and Johnson, with five pieces of artillery and 2,000 men, were at Lamb's Ferry, preparing to cross in some forty-flat-boats, which they had previously built in Big Nance (or Town) Creek. To meet these forces and to prepare for the coming of Wheeler, whom you had reported as driving in pickets at McMinnville, and with another detachment in the vicinity of Lebanon, I had about 1,800 cavalry whose horses were fit to take the field. This force being altogether inadequate to meet the forces of Calton and Roddey alone, I ordered all the infantry in the district, except the minimum garrisons for block-houses (not to exceed twenty for a block-house), to be ready with three days' cooked rations to move at any moment to such points as might be deemed necessary.

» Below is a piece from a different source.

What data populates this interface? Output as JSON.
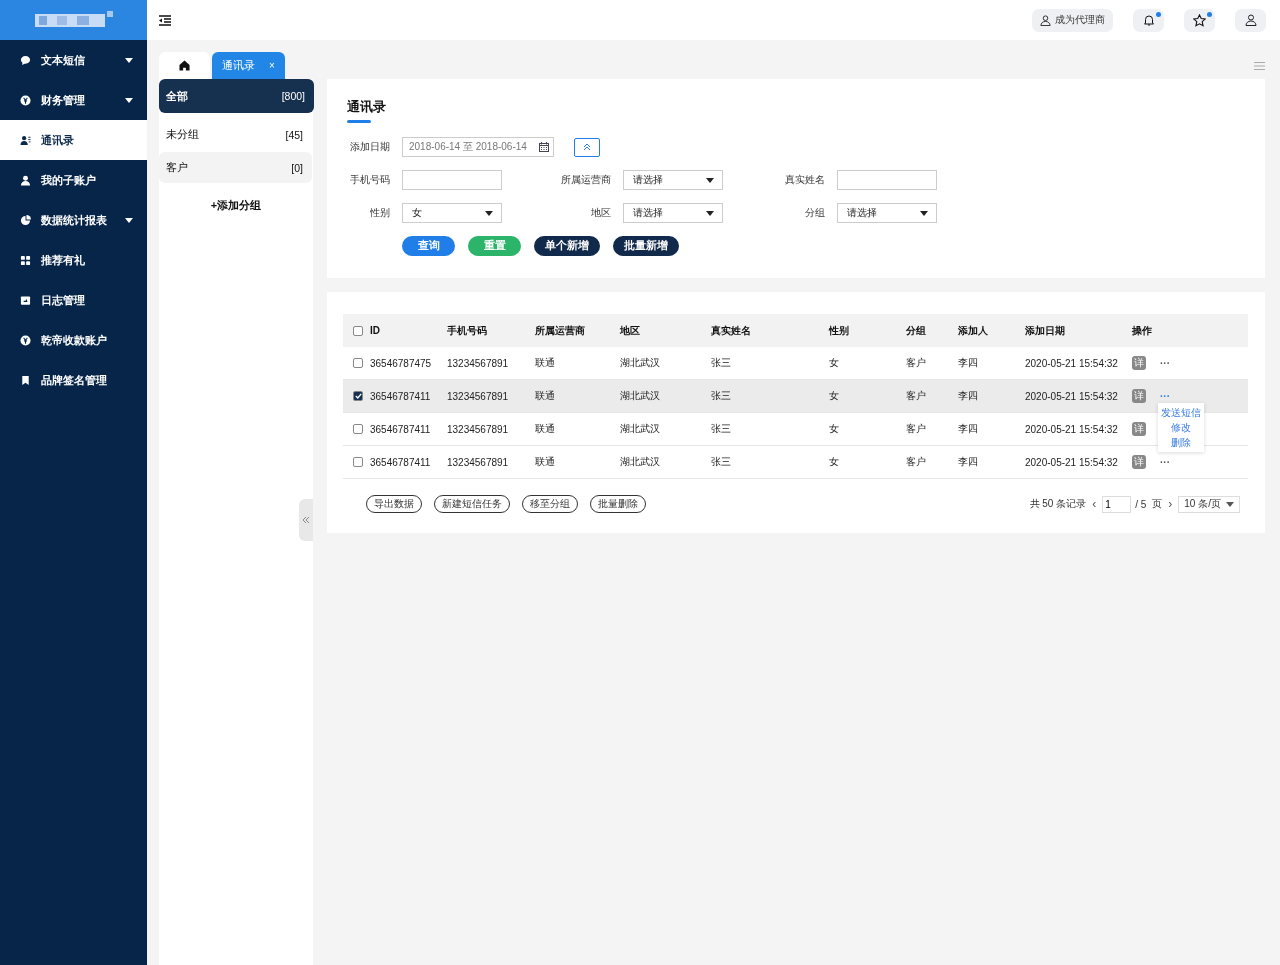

The One hundred and second Ohio, Thirteenth Wisconsin, and Seventy-third Indiana were ordered to use every effort to keep Clanton on the south side of the river, in which service they would be aided by the gun-boats, but if they ailed in this they were to fall back to the railroad. On the 30th of August I made a requisition for a train sufficiently large to transport 2,000 infantry and a section of artillery, with which I proposed to patrol the road and move my infantry to co-operate with the cavalry. This, I regret to say, never came. On the 28th of August Colonel Lyon reported Clanton with 3,000 men at Fearn's Ferry, but on the 30th reported Clanton positively gone to Atlanta with his whole command. This report having reached me from another quarter and being fully confirmed, I ordered the One hundred and second Ohio, Thirteenth Wisconsin, and Seventy-third Indiana to fall back immediately to the railroad-the Thirteenth I sent to Huntsville, the Seventy-third to Elk River, and the One hundred and second Ohio to Decatur Junction. Being satisfied that Roddey would be the first I should have to look after at this end of the road, and that he would strike the road somewhere about Athens, Sulphur trestle, or Elk River, I ordered all my cavalry and disposable infantry to these points-the Third Tennessee and detachments of Ninth and Tenth Indiana to Elk River, the Second Tennessee to Athens, and a squadron of cavalry to Sulphur trestle. Sulphur trestle and Elk River were each re-enforced with infantry and a section of artillery; 300 of the Eighteenth Michigan Infantry were sent to Athens. On the morning of the 2nd of September Colonel Prosser telegraphed me that the enemy were on railroad near Sulphur trestle. I ordered him to move after him, to attack him and to stick to him, no matter what his force. This order was vigorously carried out, and this column of Roddey's force, 600 strong, was driven from the road and never again returned to it.
Soon after Colonel Prosser left Athens a second column of Roddey's force appeared before that place, inducing the commanding officer there to believe that he was about to be attacked. When I arrived there, shortly after, I found the streets barricaded. I ordered the barricades to be torn down, and with a company of Third Tennessee Cavalry and a piece of artillery, under Colonel Thornburgh, and 300 Eighteenth Michigan Infantry, under command of Major Hulburd, moved out and attacked the enemy immediately, and after a brisk skirmish of twenty minutes, in which only cavalry and artillery were engaged, the enemy withdrew rapidly, with 3 killed and 7 wounded, including a major. This force left for the Tennessee River, recrossed, and never appeared upon the railroad again. I brought with me to Athens the One hundred and second Ohio, the Thirty-fifth Illinois, and Sixth Indiana, the two latter volunteering